Rebota Rebota Que en Tu Cara Explota

Before going to see shows that I am asked to review, I usually avoid reading the descriptions. It is my simplistic attempt to go into a show as a “blank page” (as much as my professional audience hat allows…). But on 7 November, I arrived at Frascati with time to spare, so I read. The topics promised by Rebota Rebota y en Tu Cara Explota by Agnés Mateus and Quim Terrida, hit close to home. Gender violence and, specifically, violence against women are issues I am particularly sensitive to.  I went in very curious and slightly anxious.

Agnés Mateus performs herself, brilliantly commanding the stage for the whole 75 minutes of the piece. Entering the stage as a creepy clown with golden leggings, her clumsy dance to a piece of electronic music sets the tone for this sarcastic commentary on some of society’s most latent problems. Casually enumerating one misogynistic joke after another, she dives right into the dirt, with relentless energy. We are confronted with a myriad of examples of our socially accepted forms of discrimination and our passivity towards segregation and sectarian attitudes.

All princesses are saved for the sake of marriage; marriage seems to be the one and only justified outcome for anything involving a man and a woman in a romantic situation. Consent is not addressed in fairy tales. On the contrary: in the original versions, women have no say, some are simply in a coma, allowing the prince to do as he wishes. Thank you Disney for softening the stories while maintaining the sexism, and for trivializing these archetypical constructions of relationships. And if marriage is not among your priorities, or if you are not in distress and in need of being saved by a man, like Elsa from Frozen for instance, then you are automatically homosexual (as Agnés says it herself: “Google it”). Historically important women are very often associated with their husbands, even if just by their last names. And the examples continue and form the soundtrack of this show.

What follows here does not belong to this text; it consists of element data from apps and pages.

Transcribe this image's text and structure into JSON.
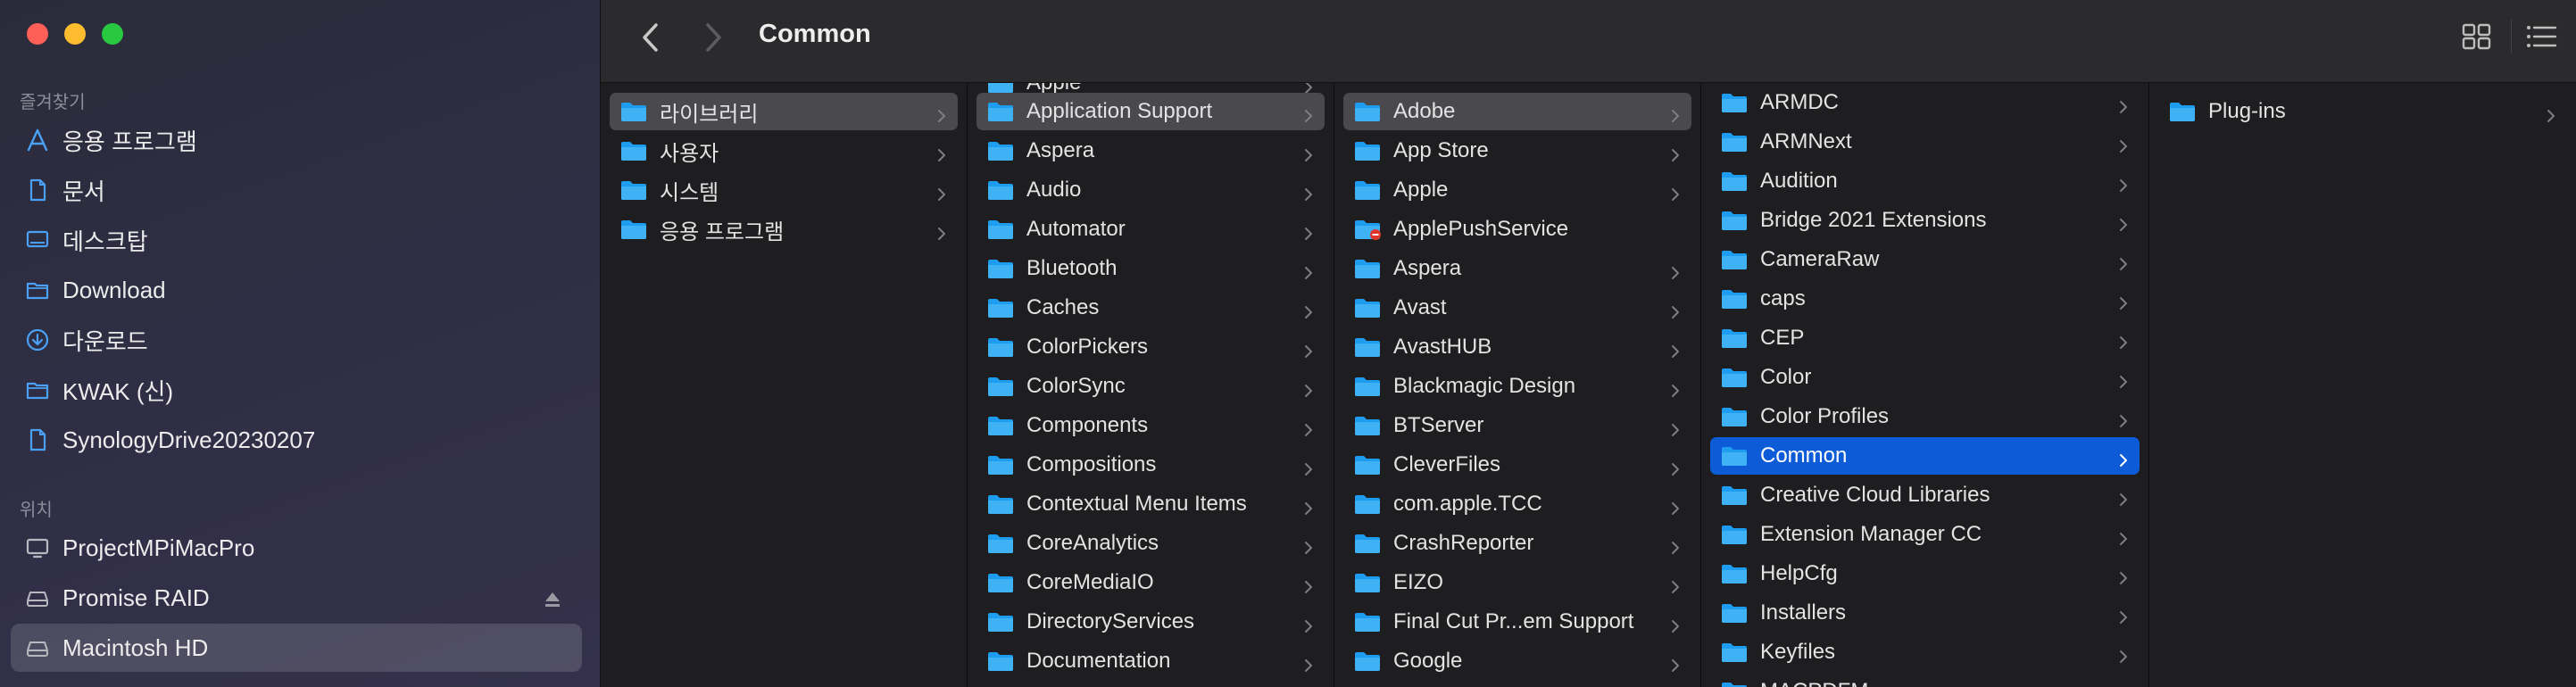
{
  "sidebar": {
    "favorites_title": "즐겨찾기",
    "favorites": [
      {
        "label": "응용 프로그램",
        "icon": "applications-icon"
      },
      {
        "label": "문서",
        "icon": "document-icon"
      },
      {
        "label": "데스크탑",
        "icon": "desktop-icon"
      },
      {
        "label": "Download",
        "icon": "folder-icon"
      },
      {
        "label": "다운로드",
        "icon": "download-icon"
      },
      {
        "label": "KWAK (신)",
        "icon": "folder-icon"
      },
      {
        "label": "SynologyDrive20230207",
        "icon": "document-icon"
      }
    ],
    "locations_title": "위치",
    "locations": [
      {
        "label": "ProjectMPiMacPro",
        "icon": "computer-icon"
      },
      {
        "label": "Promise RAID",
        "icon": "drive-icon",
        "ejectable": true
      },
      {
        "label": "Macintosh HD",
        "icon": "drive-icon",
        "selected": true
      }
    ]
  },
  "toolbar": {
    "title": "Common",
    "back_icon": "chevron-left-icon",
    "forward_icon": "chevron-right-icon",
    "view_grid_icon": "grid-view-icon",
    "view_list_icon": "list-view-icon"
  },
  "columns": {
    "col1": {
      "items": [
        {
          "label": "라이브러리",
          "selected": "gray"
        },
        {
          "label": "사용자"
        },
        {
          "label": "시스템"
        },
        {
          "label": "응용 프로그램"
        }
      ]
    },
    "col2": {
      "partial_top": "Apple",
      "items": [
        {
          "label": "Application Support",
          "selected": "gray"
        },
        {
          "label": "Aspera"
        },
        {
          "label": "Audio"
        },
        {
          "label": "Automator"
        },
        {
          "label": "Bluetooth"
        },
        {
          "label": "Caches"
        },
        {
          "label": "ColorPickers"
        },
        {
          "label": "ColorSync"
        },
        {
          "label": "Components"
        },
        {
          "label": "Compositions"
        },
        {
          "label": "Contextual Menu Items"
        },
        {
          "label": "CoreAnalytics"
        },
        {
          "label": "CoreMediaIO"
        },
        {
          "label": "DirectoryServices"
        },
        {
          "label": "Documentation"
        }
      ]
    },
    "col3": {
      "items": [
        {
          "label": "Adobe",
          "selected": "gray"
        },
        {
          "label": "App Store"
        },
        {
          "label": "Apple"
        },
        {
          "label": "ApplePushService",
          "badge": "restricted",
          "no_chevron": true
        },
        {
          "label": "Aspera"
        },
        {
          "label": "Avast"
        },
        {
          "label": "AvastHUB"
        },
        {
          "label": "Blackmagic Design"
        },
        {
          "label": "BTServer"
        },
        {
          "label": "CleverFiles"
        },
        {
          "label": "com.apple.TCC"
        },
        {
          "label": "CrashReporter"
        },
        {
          "label": "EIZO"
        },
        {
          "label": "Final Cut Pr...em Support"
        },
        {
          "label": "Google"
        }
      ]
    },
    "col4": {
      "items": [
        {
          "label": "ARMDC"
        },
        {
          "label": "ARMNext"
        },
        {
          "label": "Audition"
        },
        {
          "label": "Bridge 2021 Extensions"
        },
        {
          "label": "CameraRaw"
        },
        {
          "label": "caps"
        },
        {
          "label": "CEP"
        },
        {
          "label": "Color"
        },
        {
          "label": "Color Profiles"
        },
        {
          "label": "Common",
          "selected": "blue"
        },
        {
          "label": "Creative Cloud Libraries"
        },
        {
          "label": "Extension Manager CC"
        },
        {
          "label": "HelpCfg"
        },
        {
          "label": "Installers"
        },
        {
          "label": "Keyfiles"
        },
        {
          "label": "MACPDFM"
        }
      ]
    },
    "col5": {
      "items": [
        {
          "label": "Plug-ins"
        }
      ]
    }
  },
  "colors": {
    "selection_blue": "#0e5bd8",
    "folder_blue": "#1e9cf0",
    "sidebar_icon": "#4aa0f5"
  }
}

All these facts are interspersed with short contemplative videos displaying inanimate female bodies lying in urban landscapes. The message is clear, perhaps even overly blatant, but hell, why not triple underline it? After all, despite our screaming, women continue to die, we still categorize people and generalize conflicts. We are still numb to violence.

The overall humorous tone of what unfolds on stage co-habits skillfully with the underlying rage the Catalan actress expresses. Progressively, the darkness is given more space. Agnés places herself in physical danger, willingly posing as a target to a knife-throwing game. Again, we are concretely reminded of the bodily stresses we overlook and even integrate in our routine so easily. After she is dowsed by a bucket of glitters she laughs, saying “Contemporary theater will kill us all!”. I cannot help sighing with complicity, transposing that statement to outside the theater walls and context.

In the final scene, set to a list of names of people whose lives were lost because of violent acts, the actress submerges her face in a wheelbarrow full of soil. Like a scared ostrich and transmitting a very tangible feeling of suffocating anxiety, the image paints a clear analogy of society’s cowardice.

Anecdotical and simultaneously empirical, this piece is an injection of consciousness for some, a reminder or a confirmation for others. Approachable, precise and unpretentious, it reminded me that sometimes stating the obvious is the best way to truly initiate or continue, a much needed conversation, hopefully, to continue planting the seeds of awareness and change.


Seen: November 7, Frascati, Amsterdam.

Photo: Quim Tarrida.